- R6 Siege style tactics transition well into an alien survival shooter
- Eighteen playable operators, all with unique progression, abilities, and weapon loadouts
- Twelve dynamic maps with changing objectives each time you start a mission
- Progression track constantly provides players with new equipment
- Buddy pass system launching shortly after release to invite friends to join up for two hours of co-op
- Full cross-play and cross-progression across all platforms
- Value priced at $39.99 for launch
- Limited story beyond introductory cutscene and the occasional cutscene for reaching key progression milestones
- Disconnecting mid multiplayer match can result in a temporary ban and MIA loss of that given operator
- Multiple crashes on PlayStation 5 during gameplay, typically involving the use of stun grenades to defeat blinding spores
- Maelstrom Protocol and Assignments tuned too high for the casual player

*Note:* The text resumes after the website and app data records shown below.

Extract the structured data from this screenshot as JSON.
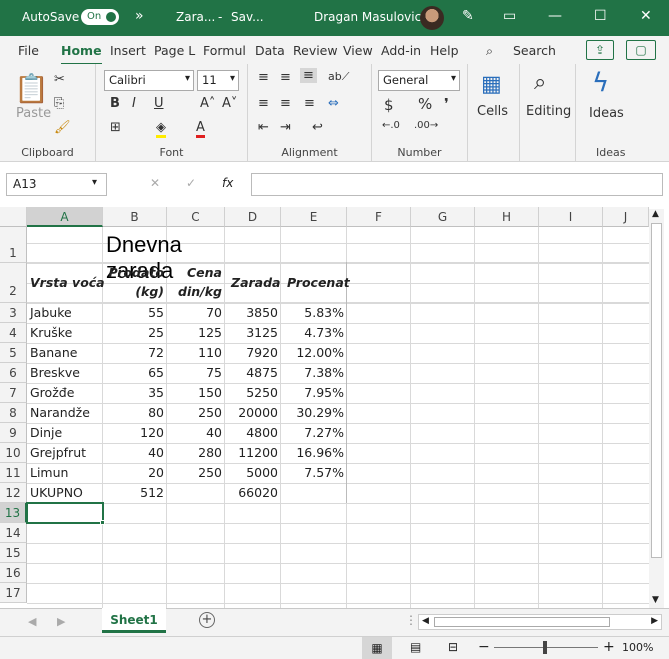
{
  "titlebar": {
    "autosave": "AutoSave",
    "toggle": "On",
    "more": "»",
    "doc_title": "Zara...",
    "sep": "-",
    "save_state": "Sav...",
    "user": "Dragan Masulovic"
  },
  "tabs": [
    "File",
    "Home",
    "Insert",
    "Page L",
    "Formul",
    "Data",
    "Review",
    "View",
    "Add-in",
    "Help"
  ],
  "search": "Search",
  "ribbon": {
    "paste": "Paste",
    "clipboard": "Clipboard",
    "font_name": "Calibri",
    "font_size": "11",
    "font": "Font",
    "alignment": "Alignment",
    "number_format": "General",
    "number": "Number",
    "cells": "Cells",
    "editing": "Editing",
    "ideas_btn": "Ideas",
    "ideas": "Ideas"
  },
  "formula_bar": {
    "namebox": "A13",
    "fx": "fx",
    "value": ""
  },
  "columns": [
    "A",
    "B",
    "C",
    "D",
    "E",
    "F",
    "G",
    "H",
    "I",
    "J"
  ],
  "rows": [
    "1",
    "2",
    "3",
    "4",
    "5",
    "6",
    "7",
    "8",
    "9",
    "10",
    "11",
    "12",
    "13",
    "14",
    "15",
    "16",
    "17"
  ],
  "sheet": {
    "title": "Dnevna zarada",
    "headers": {
      "a": "Vrsta voća",
      "b1": "Prodato",
      "b2": "(kg)",
      "c1": "Cena",
      "c2": "din/kg",
      "d": "Zarada",
      "e": "Procenat"
    },
    "data": [
      {
        "name": "Jabuke",
        "kg": "55",
        "cena": "70",
        "zarada": "3850",
        "pct": "5.83%"
      },
      {
        "name": "Kruške",
        "kg": "25",
        "cena": "125",
        "zarada": "3125",
        "pct": "4.73%"
      },
      {
        "name": "Banane",
        "kg": "72",
        "cena": "110",
        "zarada": "7920",
        "pct": "12.00%"
      },
      {
        "name": "Breskve",
        "kg": "65",
        "cena": "75",
        "zarada": "4875",
        "pct": "7.38%"
      },
      {
        "name": "Grožđe",
        "kg": "35",
        "cena": "150",
        "zarada": "5250",
        "pct": "7.95%"
      },
      {
        "name": "Narandže",
        "kg": "80",
        "cena": "250",
        "zarada": "20000",
        "pct": "30.29%"
      },
      {
        "name": "Dinje",
        "kg": "120",
        "cena": "40",
        "zarada": "4800",
        "pct": "7.27%"
      },
      {
        "name": "Grejpfrut",
        "kg": "40",
        "cena": "280",
        "zarada": "11200",
        "pct": "16.96%"
      },
      {
        "name": "Limun",
        "kg": "20",
        "cena": "250",
        "zarada": "5000",
        "pct": "7.57%"
      }
    ],
    "total": {
      "name": "UKUPNO",
      "kg": "512",
      "zarada": "66020"
    }
  },
  "sheet_tab": "Sheet1",
  "zoom": "100%",
  "colors": {
    "accent": "#217346"
  }
}
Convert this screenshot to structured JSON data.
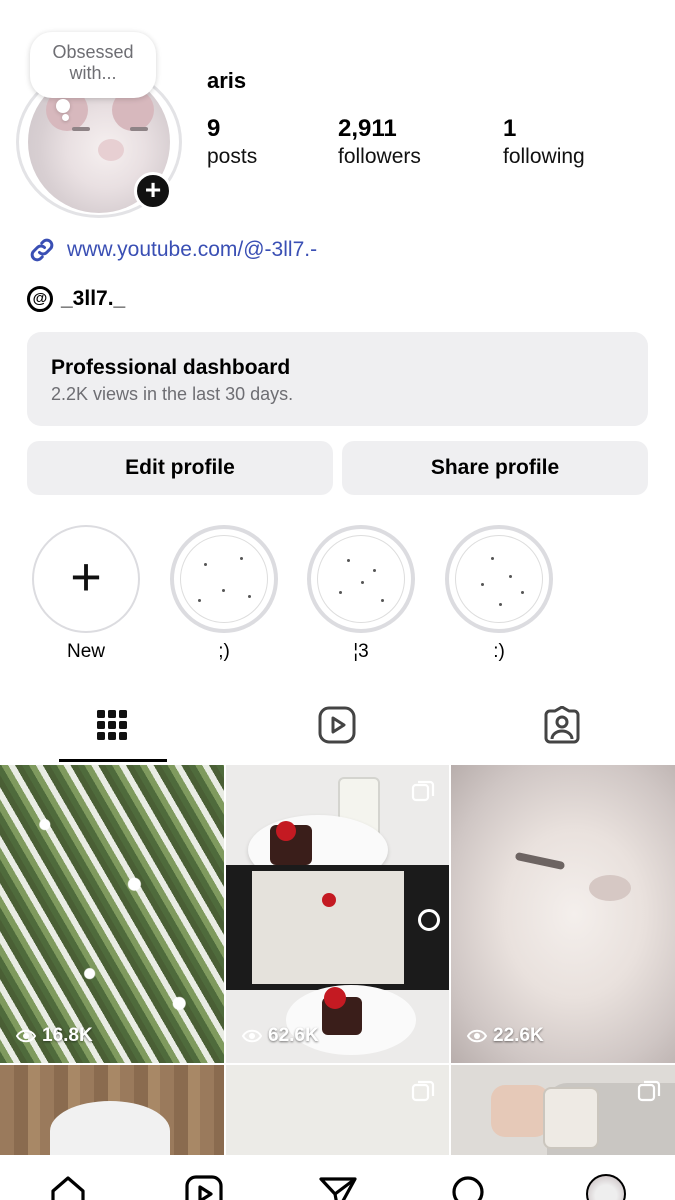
{
  "profile": {
    "note": "Obsessed with...",
    "username": "aris",
    "stats": [
      {
        "value": "9",
        "label": "posts"
      },
      {
        "value": "2,911",
        "label": "followers"
      },
      {
        "value": "1",
        "label": "following"
      }
    ],
    "link": "www.youtube.com/@-3ll7.-",
    "threads_handle": "_3ll7._"
  },
  "dashboard": {
    "title": "Professional dashboard",
    "subtitle": "2.2K views in the last 30 days."
  },
  "buttons": {
    "edit": "Edit profile",
    "share": "Share profile"
  },
  "highlights": [
    {
      "label": "New"
    },
    {
      "label": ";)"
    },
    {
      "label": "¦3"
    },
    {
      "label": ":)"
    }
  ],
  "posts": [
    {
      "views": "16.8K"
    },
    {
      "views": "62.6K"
    },
    {
      "views": "22.6K"
    }
  ],
  "icons": {
    "tabs": [
      "grid-icon",
      "reels-icon",
      "tagged-icon"
    ],
    "nav": [
      "home-icon",
      "reels-icon",
      "direct-icon",
      "search-icon",
      "profile-avatar"
    ]
  }
}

- Enemy triggers feel inconsistent, including when enemies see or hear the player operator